6 o’clock every day I cried. Without warning, but right on time. There was never any reason in particular, which is what made it so hard to explain. It’s what made it so hard to accept.
It was supposed to be the happiest time of my life and it was, I suppose, but it was also the most complicated.
“What’s wrong with me?” I often thought.
At the time I didn’t recognize I had postpartum depression, but looking back now, there was nothing else it could have been.
I wish I could say that these feelings started and ended with my pregnancy but they didn’t and haven’t. Moody or temperamental weren’t uncommon descriptors, so much so I began to think it was the truth. My emotions were both a powerful protection and a scary force that had the potential to undermine any good feelings I had about myself.
Perfectionism was a crutch and a reason for self-punishment. I’m not sure why I had to abuse myself so much but the high of accomplishment would temporarily drag me from my despair and often help with the struggle with my worthiness. But when I didn’t achieve it gave me a reason to treat myself badly or question myself as a person and dive deeper into a pit of discontent.
It took a while to realize I am important and my ideas matter. I couldn’t allow my self-loathing or critical judgment of my body to impact the truth of my value or beauty.
By using my wit and intelligence, I was able to cover up my low self-esteem and social anxiety. I am different, individual and quiet but I didn’t feel that was okay for a long time. I kept people distant, to keep myself safe.
I felt alone a lot even when there were people around but it was scarier to have to pretend to be sociable and on.
This feeling has continued into my adult life in some capacity. As a matter of fact, the growing popularity of my work has both humbled me and reminded me of the struggle I have with social anxiety and how awkward I feel around new people and now there seems to be an expectation that I fear I won’t be able to satisfy. (Of course I realize this is likely more in my head than in reality.)
Therapy has been helping move forward and love myself. I’ve been in and out of therapist’s offices since I was 8. I accept full responsibility for where I am now and will not blame my parents or situations, but rather wear the challenges as a badge of honor that has propelled me forward.
Self love is an inside job and it has nothing to do with how others view me or how I feel that others view me. Feeling comfortable in my own skin is where I gather my own strength.

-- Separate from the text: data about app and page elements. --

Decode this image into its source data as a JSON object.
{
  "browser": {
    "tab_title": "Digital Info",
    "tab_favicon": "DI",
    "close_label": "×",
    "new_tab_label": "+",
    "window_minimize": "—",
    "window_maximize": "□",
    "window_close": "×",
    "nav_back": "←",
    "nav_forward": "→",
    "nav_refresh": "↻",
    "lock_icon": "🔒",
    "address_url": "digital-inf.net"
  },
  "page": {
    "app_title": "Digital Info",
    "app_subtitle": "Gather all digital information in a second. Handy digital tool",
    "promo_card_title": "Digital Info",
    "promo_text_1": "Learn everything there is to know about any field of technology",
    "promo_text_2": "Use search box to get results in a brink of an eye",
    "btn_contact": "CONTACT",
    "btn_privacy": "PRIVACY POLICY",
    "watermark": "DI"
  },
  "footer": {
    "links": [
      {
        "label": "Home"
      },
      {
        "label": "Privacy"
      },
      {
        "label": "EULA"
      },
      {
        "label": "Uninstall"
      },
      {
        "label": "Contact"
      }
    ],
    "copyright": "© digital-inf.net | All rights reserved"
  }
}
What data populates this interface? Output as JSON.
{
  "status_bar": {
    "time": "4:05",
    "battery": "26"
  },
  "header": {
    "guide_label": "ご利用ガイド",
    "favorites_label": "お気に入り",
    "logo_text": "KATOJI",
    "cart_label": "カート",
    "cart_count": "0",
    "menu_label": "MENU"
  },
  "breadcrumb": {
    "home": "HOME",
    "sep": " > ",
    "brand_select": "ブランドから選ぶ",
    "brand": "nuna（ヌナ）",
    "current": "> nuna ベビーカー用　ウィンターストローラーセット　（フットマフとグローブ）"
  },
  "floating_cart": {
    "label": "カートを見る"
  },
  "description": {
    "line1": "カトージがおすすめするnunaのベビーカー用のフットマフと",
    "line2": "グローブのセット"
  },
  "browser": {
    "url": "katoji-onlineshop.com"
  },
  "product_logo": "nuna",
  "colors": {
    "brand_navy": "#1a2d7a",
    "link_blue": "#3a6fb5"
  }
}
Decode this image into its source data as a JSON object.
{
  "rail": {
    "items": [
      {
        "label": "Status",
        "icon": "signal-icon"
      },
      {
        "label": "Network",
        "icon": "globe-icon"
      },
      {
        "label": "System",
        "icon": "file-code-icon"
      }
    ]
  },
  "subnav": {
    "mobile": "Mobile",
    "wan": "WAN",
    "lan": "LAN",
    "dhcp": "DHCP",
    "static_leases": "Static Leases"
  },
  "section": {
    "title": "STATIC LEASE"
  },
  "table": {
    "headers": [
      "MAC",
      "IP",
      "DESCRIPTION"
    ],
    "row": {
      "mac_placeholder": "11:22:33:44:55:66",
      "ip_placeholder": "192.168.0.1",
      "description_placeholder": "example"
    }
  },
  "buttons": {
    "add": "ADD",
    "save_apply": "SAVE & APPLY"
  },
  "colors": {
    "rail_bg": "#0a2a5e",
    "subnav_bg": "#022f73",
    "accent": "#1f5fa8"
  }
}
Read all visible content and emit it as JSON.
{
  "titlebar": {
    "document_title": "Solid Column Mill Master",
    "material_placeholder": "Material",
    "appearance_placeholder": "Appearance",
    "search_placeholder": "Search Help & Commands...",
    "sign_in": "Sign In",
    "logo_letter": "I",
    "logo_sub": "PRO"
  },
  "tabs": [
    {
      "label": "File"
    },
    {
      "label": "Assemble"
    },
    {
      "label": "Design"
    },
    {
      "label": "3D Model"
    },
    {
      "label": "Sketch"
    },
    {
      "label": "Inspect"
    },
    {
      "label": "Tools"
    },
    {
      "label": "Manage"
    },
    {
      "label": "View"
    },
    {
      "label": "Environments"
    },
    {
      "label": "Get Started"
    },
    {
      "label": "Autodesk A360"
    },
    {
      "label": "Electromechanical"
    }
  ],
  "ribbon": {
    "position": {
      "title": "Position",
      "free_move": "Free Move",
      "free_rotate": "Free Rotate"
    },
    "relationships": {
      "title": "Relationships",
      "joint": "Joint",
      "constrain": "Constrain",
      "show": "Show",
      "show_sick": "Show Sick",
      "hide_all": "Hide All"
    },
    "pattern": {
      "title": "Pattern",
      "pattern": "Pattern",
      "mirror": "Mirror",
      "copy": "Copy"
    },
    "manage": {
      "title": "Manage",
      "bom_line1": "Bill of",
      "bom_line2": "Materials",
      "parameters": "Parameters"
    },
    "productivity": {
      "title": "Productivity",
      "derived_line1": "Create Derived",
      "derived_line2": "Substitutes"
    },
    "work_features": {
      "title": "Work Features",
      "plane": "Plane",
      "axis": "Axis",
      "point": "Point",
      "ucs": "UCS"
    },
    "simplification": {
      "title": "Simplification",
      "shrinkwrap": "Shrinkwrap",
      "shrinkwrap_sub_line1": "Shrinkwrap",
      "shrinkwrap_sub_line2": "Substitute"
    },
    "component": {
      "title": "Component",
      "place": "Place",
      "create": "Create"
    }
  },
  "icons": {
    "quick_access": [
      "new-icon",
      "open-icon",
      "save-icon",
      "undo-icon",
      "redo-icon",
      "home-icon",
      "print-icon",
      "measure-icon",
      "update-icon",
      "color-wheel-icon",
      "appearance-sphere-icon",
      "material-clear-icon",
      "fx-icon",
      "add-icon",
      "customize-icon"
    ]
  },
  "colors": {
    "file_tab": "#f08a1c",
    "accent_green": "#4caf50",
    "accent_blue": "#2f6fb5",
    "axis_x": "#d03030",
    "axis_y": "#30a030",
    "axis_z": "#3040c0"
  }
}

There are still days I struggle, but they are far fewer than they were when I was younger. I work hard to be gentle with myself and openly express my anxiety.
Rather than allow my anxiety to control me, I force myself out of my comfort zone daily to varying degrees and challenge myself to address the fears and discomfort. Whether I’m speaking at a conference or meeting someone new, I put my best face forward and try to allow my true self to show through even through the fear.
More importantly, my own struggle has helped me connect with some of the most special students I have ever met. Courageously I’ve shared my story with them and have been able to help them navigate through challenging times, pointing them in the right direction for help. You see, it’s sometimes easy to see the signs in someone else who suffers from the a similar affliction.
At the end of the day, no matter how bad situations feel, there is always a better tomorrow waiting. I remind myself of this often. Life is so temporary and so are the challenges we face. Constantly working to feel better about myself is a life’s work, but it’s worth it. I’d like nothing better than to actually feel happy and not just wear the smile that was so often the doorway to my prison.
The new tattoo has a special meaning. It will be a constant reminder of how I can turn struggle into something beautiful and strong and how my students can too. Every person who has fought their own demons at some point has a powerful story to share that can potentially offer solace to someone in a dark place.
What’s your story? Please share
The opinions expressed in Work in Progress are strictly those of the author(s) and do not reflect the opinions or endorsement of Editorial Projects in Education, or any of its publications.